FINAL BLURB: The natural perspective and fast aperture make the EF 50 1.8 STM ideal for low light, travel and street photography with a full frame camera (6D). On a cropper, e.g., Rebel or 70D, it's a short telephoto and perfect for portraits, indoor sports and stage. Canon got everything right with this redesign: accurate and snappy AF, sturdy build and, most significantly, vivid and sharp images wide open.
On the rear of the lens we now have a metallic mount, something I’m so glad to see. Moving up from the plastic mount has increased it’s weight slightly, but also hugely increases the longevity of this lens. On the front we’ve now got a 49mm filter thread, which is even smaller than the old 52mm thread.And even the little things like the AF/MF switch has gotten an upgrade. It’s no longer a little button that seems like it could break easily. Which is just great to see.
FOCUS RING: One of the old nifty fifty’s worst parts was it’s focus ring. It was small, fiddly and in the wrong posititon at the end of the lens.

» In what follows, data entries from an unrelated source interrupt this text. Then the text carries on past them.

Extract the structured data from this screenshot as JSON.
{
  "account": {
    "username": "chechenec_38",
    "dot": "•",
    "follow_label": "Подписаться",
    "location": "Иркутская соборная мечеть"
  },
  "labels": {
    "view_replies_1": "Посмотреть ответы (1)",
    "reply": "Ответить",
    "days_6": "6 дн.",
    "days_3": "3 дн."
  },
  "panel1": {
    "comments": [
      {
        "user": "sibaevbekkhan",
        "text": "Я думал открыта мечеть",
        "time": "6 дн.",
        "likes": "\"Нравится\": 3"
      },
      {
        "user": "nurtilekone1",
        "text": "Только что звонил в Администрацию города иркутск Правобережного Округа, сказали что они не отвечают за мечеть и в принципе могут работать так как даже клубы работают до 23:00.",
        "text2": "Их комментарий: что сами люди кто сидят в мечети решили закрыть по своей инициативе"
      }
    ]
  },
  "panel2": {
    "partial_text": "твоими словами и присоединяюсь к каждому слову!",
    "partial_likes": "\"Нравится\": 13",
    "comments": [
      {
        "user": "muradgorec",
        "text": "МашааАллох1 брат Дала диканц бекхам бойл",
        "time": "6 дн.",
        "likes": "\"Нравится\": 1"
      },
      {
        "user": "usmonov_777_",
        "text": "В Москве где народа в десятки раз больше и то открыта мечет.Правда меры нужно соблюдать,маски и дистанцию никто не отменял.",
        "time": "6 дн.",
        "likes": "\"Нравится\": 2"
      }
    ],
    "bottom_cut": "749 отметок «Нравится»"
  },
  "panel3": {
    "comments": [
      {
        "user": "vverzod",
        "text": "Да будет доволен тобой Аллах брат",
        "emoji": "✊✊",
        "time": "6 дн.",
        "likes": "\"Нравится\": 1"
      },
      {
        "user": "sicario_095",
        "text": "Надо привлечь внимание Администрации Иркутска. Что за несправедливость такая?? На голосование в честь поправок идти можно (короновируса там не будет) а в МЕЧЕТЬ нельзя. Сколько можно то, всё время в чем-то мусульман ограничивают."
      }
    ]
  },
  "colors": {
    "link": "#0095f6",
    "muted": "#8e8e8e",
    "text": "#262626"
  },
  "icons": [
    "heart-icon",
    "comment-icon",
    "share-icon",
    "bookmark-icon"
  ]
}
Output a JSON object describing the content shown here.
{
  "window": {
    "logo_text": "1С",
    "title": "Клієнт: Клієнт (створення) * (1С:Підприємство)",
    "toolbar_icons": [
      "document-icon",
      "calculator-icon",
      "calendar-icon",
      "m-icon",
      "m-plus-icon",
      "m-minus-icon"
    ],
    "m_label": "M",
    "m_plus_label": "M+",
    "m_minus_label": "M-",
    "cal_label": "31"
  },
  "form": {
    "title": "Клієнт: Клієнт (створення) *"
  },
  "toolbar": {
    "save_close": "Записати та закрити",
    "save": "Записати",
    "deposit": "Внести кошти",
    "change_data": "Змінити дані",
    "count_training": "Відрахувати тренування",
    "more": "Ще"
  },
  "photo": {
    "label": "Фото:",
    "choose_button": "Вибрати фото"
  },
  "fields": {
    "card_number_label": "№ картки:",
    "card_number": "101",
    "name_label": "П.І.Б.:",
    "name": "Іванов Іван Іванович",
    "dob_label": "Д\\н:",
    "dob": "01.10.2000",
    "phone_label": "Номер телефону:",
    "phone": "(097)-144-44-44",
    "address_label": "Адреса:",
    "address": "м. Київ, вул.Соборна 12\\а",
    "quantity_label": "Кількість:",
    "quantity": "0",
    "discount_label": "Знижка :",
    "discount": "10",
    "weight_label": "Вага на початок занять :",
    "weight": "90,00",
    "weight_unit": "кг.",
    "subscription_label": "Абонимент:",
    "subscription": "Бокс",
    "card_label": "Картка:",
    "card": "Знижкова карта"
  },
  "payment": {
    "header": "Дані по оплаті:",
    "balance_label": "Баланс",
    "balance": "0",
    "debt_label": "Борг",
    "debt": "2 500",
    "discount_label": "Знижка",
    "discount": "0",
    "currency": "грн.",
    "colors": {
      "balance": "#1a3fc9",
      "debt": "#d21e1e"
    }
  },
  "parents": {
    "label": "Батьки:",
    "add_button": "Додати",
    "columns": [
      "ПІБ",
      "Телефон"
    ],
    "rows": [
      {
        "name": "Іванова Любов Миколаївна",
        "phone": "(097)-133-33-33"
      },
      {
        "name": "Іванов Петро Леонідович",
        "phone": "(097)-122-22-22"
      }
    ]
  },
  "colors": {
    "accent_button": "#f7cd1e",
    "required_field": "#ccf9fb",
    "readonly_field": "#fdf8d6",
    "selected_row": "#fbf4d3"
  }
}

And fortunately on the new 50 stm it’s all been changed. The new focus ring is fantastic. The new focus ring is very similar to the ones used in the 24mm STM and the 40mm STM, and is wider now making it very easy to pull focus with. Something that was almost impossible to do on the old version. It’s still a focus by wire system, but I quite enjoy that these days. Not only that, but it’s now also full time focus which means no more breaking the lens when you forget to take it out of Autofocus.
MACRO: Now this is definitely not a macro specific lens, but one area in which they did upgrade this lens is it’s minimum focus distance, which means you can get a little closer to your subject. Where as on the old nifty fifty the closest you could get was 45cm away, now the new model you can take photos from around 35cm. And paired up with a crop sensor body like the Canon 70d, you can really get some nice close up shots with lens before investing in a dedicated macro solution.
BOKEH: Now even though the nifty fifty was a cheap lens, it still produced some fantastic images with a very shallow depth of field. It’s bokeh was a little funny though because it only had 5 aperture blade. On the new 50 stm this has now been upgraded to 7 rounded aperture blade and I’ve found that it produces some lovely bokeh. It’s very smooth and very creamy, and because it’s not a funny shape, it’s also not so distracting. Now to me it’s not a huge deal because I didn’t mind the old 50’s bokeh shapes, but I guess it is a nice upgrade.
AUTOFOCUS: Of course one of the biggest new changes to this lens is the inclusion of an STM or stepping motor. Now I’ve used the 24 stm, 40 stm, 18-135 stm and I’ve been impressed with them all. And I can safely say the 50mm STM is just as good, it's very fast and snappy and a massive upgrade from the old version.
IMAGE QUALITY AND SAMPLES: So it’s all well and good to talk about the lens, but I always think it’s good to take a look at a few sample images to see just how good it is. Please take a look at the attached images on this review to see. From my testing I’ve got to say I’ve been so impressed with this lens. Especially for $125.
The bokeh looks fantastic, chromatic aberation has been greatly reduced compared to the old version, and vignetting if almost no existent.
Once you knock it down to around f2.8 this lens is about as sharp as you’d get for any lens around this price range.
Colours are handled very well as well and can really pop if you get them in the right conditions.
So overall I've loved the new 50 STM, what a brilliant lens.
P.S. - Drop a comment down below with any questions. I check for comments on my reviews regularly!